• [DESCRIPTION OF THE TASK]
Give only the number of lines in the following entries where "page" appears.

________________

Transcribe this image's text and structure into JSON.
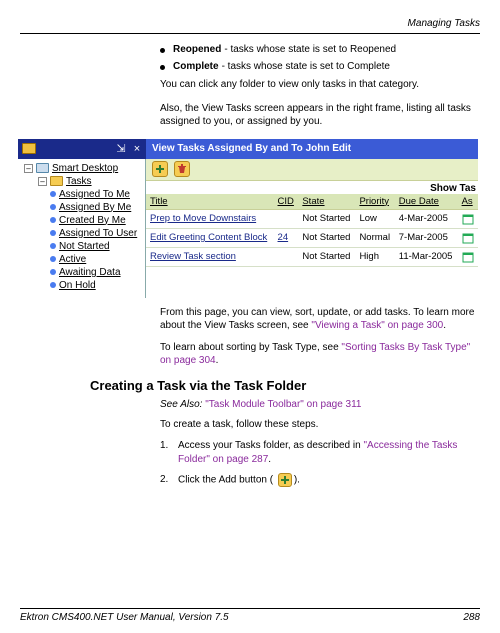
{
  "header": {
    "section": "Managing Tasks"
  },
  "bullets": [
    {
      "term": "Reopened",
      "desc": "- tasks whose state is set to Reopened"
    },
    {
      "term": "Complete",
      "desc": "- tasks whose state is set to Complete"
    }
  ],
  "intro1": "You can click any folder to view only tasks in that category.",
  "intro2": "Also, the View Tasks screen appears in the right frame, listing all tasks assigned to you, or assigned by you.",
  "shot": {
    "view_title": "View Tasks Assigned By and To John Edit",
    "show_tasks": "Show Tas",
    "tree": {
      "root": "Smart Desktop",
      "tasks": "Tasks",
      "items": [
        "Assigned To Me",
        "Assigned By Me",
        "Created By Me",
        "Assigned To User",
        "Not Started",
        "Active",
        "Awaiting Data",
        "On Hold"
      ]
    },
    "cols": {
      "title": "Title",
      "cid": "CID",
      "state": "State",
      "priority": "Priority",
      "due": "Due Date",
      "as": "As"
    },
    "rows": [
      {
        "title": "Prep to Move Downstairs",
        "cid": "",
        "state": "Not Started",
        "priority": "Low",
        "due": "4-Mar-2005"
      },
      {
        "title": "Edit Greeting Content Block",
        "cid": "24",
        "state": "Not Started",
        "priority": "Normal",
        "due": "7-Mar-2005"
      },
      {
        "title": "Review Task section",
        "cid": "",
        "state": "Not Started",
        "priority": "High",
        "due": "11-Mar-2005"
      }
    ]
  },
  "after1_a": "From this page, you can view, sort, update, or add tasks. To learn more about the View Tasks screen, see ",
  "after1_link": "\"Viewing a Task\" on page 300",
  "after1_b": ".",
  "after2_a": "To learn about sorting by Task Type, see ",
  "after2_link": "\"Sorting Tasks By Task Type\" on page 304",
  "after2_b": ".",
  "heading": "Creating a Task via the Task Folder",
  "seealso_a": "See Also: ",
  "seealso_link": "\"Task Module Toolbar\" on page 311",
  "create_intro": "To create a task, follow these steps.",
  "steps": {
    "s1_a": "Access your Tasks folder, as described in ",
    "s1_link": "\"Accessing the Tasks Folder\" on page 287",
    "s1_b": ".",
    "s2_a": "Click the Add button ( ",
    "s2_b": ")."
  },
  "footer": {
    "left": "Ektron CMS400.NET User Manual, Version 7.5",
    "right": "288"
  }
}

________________

• [RESPONSE BELOW]
5